  • How are the images organized?
  • What do they tell us about Native Americans? About European perceptions of Native Americans? Answer these questions generally, but also use one or two illustration examples and attempt to answer more specifically. 
  • What kinds of issues does this text raise as a historical document?

Course Description

Through critical analysis of representation and the ways Native- and non-Native-created texts (film, digital video, television, radio, print media, art, literature) have contributed to the construction of racial and ethnic identities, this course specifically addresses how contemporary Indigenous peoples reclaim textual production to (in)form identity, reconstruct the past, revitalize culture, and assert sovereignty and treaty rights. Course foundations address American Indian prehistory, the European colonial period, and the American period of American Indian history and experience. The course broadly confronts how a variety of media texts—film and digital video, in particular—and traditions intersect with questions of race, ethnicity, and other identity categories, how such texts have engaged with diversity and marginalization, class and inequality, and how they may affect identity formations and relations.

Dr. Denise Cummings

Cornell Social Sciences Building 

407.646.2320, dcummings@rollins.edu

What is a Primary Source?

Primary sources are original sources created at the time an event occurs and are directly associated with their producer (or user). They offer a firsthand account of events, from the perspective of participants or eyewitnesses. They can be found in a variety of formats, including the ones listed on this Primary Source User Guide, and serve as the raw materials researchers use to analyze and interpret the past.

Examples include: Diaries, Letters, Newspapers, Government Documents, Photographs, Novels, Interviews, Speeches, and Clothing. This is just a sampling of what can be considered a primary source.

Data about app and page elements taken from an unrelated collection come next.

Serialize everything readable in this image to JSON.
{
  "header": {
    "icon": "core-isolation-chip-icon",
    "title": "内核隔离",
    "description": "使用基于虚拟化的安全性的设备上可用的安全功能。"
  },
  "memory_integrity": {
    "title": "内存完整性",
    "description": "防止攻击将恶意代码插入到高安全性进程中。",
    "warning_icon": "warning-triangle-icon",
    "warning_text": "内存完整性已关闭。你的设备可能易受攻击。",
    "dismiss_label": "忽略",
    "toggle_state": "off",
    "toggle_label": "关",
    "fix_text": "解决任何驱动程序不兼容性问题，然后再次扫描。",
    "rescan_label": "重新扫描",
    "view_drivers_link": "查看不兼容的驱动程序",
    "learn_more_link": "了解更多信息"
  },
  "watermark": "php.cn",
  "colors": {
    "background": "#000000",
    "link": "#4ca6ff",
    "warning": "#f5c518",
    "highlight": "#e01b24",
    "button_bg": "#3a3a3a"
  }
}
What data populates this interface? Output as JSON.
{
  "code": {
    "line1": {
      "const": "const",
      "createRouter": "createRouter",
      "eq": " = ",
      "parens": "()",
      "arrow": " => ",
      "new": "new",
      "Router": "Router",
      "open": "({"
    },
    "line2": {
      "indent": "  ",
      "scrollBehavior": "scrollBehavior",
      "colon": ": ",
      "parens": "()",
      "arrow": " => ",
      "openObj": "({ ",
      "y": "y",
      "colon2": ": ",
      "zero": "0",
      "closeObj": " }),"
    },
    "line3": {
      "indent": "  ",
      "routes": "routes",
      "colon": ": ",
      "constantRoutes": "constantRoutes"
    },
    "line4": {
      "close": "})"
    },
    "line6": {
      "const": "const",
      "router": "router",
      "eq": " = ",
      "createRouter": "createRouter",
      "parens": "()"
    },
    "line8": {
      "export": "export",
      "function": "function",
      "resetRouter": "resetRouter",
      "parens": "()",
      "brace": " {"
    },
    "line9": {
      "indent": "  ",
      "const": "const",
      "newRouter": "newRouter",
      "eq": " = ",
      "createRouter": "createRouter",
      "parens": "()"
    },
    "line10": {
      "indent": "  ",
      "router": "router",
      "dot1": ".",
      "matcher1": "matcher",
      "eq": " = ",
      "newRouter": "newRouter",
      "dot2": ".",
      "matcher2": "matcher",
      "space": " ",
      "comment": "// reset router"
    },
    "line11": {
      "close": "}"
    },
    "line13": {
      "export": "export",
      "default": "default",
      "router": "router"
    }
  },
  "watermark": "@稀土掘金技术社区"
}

The following guides are available for citing archival materials consulted for papers, projects, and publications:

Learning Objectives

Representations of American Indians in media and culture become a lens whereby students can examine the diverse components that factor into the construction of the self. Learning how Native resistance and survivance are also dependent upon the reclamation of self-representation in media and culture will enable students to better understand how specific groups define racial, ethnic, gendered, religious, cultural, and other identify formations.

  1. Develop a critical and reflective perspective on Western interpretations and representations of indigenous Americans and their experiences.
  2. Develop knowledge of American Indian prehistory, the European Colonial period, and the American period of American Indian history and experience.
  3. Demonstrate awareness of and appreciation for the commonalties and the uniqueness of indigenous cultures and nations achieved by studying a variety of historical and contemporary filmic cultural representations.
  4. Demonstrate the ability to further refine critical thinking, written, and oral communication skills.